**DESCRIPTION OF THE TASK:**
Report each line of the records below that uses the word "Contents".

**EXCERPTED RECORDS:**
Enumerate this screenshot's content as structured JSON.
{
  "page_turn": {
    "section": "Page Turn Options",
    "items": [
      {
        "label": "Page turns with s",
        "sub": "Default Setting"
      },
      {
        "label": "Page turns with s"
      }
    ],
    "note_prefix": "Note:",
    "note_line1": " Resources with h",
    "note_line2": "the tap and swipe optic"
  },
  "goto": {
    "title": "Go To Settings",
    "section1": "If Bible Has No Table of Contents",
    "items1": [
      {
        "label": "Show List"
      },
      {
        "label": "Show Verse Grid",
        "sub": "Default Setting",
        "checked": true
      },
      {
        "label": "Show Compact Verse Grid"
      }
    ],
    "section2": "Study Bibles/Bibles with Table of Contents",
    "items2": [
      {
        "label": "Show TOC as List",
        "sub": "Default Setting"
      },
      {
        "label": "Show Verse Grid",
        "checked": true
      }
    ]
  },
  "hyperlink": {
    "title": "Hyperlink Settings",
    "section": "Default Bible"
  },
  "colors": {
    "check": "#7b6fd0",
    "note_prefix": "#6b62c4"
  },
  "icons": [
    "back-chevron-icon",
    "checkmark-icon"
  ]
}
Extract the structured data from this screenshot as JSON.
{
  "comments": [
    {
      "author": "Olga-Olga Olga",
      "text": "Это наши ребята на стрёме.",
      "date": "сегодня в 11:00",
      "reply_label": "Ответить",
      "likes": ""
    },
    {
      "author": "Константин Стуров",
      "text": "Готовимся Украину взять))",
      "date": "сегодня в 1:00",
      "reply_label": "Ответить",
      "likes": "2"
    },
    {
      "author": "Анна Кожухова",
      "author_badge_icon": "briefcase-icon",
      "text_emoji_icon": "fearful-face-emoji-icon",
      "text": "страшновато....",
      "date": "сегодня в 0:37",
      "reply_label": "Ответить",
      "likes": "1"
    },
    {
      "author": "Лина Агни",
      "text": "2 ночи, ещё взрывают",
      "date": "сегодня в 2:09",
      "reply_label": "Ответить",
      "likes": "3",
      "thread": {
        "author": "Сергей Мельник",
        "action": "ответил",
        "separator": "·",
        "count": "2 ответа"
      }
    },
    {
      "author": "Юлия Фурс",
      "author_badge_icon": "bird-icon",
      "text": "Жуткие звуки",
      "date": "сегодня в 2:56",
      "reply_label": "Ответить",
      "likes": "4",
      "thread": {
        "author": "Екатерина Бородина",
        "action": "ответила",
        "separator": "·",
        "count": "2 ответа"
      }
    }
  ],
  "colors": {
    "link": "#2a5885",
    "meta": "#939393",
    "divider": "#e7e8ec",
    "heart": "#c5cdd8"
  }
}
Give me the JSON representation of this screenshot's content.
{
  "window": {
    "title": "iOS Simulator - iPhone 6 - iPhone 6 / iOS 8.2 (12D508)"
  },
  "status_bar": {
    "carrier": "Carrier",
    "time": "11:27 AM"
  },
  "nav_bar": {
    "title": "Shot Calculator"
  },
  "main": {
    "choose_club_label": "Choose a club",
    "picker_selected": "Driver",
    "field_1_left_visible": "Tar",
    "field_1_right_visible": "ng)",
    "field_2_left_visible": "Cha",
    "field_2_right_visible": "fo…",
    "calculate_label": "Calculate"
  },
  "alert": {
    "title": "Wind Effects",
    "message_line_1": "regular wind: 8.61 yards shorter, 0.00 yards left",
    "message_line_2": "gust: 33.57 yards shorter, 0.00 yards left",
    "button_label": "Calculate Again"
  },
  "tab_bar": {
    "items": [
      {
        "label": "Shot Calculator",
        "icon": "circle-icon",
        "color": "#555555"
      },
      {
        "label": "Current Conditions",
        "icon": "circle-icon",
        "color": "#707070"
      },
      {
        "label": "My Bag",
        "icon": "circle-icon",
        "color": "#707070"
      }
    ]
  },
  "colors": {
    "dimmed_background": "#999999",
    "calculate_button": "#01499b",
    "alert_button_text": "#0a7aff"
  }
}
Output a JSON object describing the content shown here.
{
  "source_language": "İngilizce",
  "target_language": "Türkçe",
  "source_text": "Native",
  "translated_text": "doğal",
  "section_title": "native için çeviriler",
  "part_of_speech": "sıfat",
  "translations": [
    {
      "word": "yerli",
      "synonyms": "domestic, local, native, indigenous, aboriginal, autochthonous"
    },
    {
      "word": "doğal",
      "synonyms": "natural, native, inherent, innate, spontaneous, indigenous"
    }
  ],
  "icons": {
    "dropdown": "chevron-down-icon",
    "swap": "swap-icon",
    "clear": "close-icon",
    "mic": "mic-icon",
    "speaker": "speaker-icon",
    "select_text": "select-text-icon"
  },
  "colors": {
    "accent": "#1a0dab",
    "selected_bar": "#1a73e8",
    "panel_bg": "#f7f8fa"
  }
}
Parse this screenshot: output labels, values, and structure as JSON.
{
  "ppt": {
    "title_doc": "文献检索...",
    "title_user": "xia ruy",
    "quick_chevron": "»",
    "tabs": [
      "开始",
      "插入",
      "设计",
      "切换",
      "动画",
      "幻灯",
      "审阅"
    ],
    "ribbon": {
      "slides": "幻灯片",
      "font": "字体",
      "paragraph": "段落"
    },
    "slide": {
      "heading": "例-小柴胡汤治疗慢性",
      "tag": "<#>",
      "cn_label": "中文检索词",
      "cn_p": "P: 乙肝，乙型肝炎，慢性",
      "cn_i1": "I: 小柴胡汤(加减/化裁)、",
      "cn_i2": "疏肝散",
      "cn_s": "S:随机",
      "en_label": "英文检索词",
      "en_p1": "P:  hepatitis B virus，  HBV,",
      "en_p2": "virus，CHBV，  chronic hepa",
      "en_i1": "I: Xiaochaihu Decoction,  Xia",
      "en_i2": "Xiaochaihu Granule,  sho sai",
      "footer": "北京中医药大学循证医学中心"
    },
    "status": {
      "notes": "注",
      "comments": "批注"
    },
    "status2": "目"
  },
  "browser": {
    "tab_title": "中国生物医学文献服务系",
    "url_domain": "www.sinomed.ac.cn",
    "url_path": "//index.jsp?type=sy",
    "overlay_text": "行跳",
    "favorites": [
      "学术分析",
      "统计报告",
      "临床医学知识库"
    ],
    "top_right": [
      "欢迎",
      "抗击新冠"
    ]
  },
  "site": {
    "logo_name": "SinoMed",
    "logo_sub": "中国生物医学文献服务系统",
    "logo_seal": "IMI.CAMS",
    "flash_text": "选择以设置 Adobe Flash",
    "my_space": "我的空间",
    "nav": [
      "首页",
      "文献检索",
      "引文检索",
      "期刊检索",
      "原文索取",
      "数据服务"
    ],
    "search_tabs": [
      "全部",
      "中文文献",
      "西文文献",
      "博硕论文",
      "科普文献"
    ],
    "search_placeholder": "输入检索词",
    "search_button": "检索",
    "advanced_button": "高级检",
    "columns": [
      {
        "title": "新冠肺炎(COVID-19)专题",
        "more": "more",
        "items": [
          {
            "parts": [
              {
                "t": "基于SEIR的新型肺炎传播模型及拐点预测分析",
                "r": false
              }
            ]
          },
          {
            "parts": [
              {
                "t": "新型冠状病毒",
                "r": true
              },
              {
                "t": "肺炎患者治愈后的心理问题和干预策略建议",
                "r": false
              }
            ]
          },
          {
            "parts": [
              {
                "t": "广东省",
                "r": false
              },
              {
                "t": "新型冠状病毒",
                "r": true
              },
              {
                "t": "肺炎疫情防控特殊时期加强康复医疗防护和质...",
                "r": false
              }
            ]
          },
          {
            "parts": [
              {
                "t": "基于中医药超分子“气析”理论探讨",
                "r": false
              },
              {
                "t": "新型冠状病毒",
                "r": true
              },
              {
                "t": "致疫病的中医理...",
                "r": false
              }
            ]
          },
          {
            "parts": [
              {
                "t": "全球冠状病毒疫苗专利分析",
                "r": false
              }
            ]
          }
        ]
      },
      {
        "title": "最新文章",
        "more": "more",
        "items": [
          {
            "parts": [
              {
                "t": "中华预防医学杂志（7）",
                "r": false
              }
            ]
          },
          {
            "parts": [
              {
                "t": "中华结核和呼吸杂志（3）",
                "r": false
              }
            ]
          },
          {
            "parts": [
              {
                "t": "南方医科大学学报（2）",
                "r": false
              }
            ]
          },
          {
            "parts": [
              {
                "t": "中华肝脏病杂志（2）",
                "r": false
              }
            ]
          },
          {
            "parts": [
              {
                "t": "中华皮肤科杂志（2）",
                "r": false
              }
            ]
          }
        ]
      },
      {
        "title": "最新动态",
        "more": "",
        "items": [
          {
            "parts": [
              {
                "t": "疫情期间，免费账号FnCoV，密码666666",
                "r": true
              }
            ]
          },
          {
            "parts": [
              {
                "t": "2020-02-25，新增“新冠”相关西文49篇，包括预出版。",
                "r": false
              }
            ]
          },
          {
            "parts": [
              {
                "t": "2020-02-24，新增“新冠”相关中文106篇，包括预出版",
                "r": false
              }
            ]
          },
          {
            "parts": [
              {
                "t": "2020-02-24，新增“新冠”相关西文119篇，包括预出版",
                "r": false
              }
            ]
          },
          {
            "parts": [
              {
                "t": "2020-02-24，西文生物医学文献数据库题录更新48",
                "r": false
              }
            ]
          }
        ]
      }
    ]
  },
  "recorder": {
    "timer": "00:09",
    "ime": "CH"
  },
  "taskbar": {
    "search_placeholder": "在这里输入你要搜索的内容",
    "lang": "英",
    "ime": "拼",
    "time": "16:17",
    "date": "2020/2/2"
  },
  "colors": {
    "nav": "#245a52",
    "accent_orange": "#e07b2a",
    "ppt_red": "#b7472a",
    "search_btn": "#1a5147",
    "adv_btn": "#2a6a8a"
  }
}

**OUTPUT OF THE EXERCISE:**
    "section1": "If Bible Has No Table of Contents",
    "section2": "Study Bibles/Bibles with Table of Contents",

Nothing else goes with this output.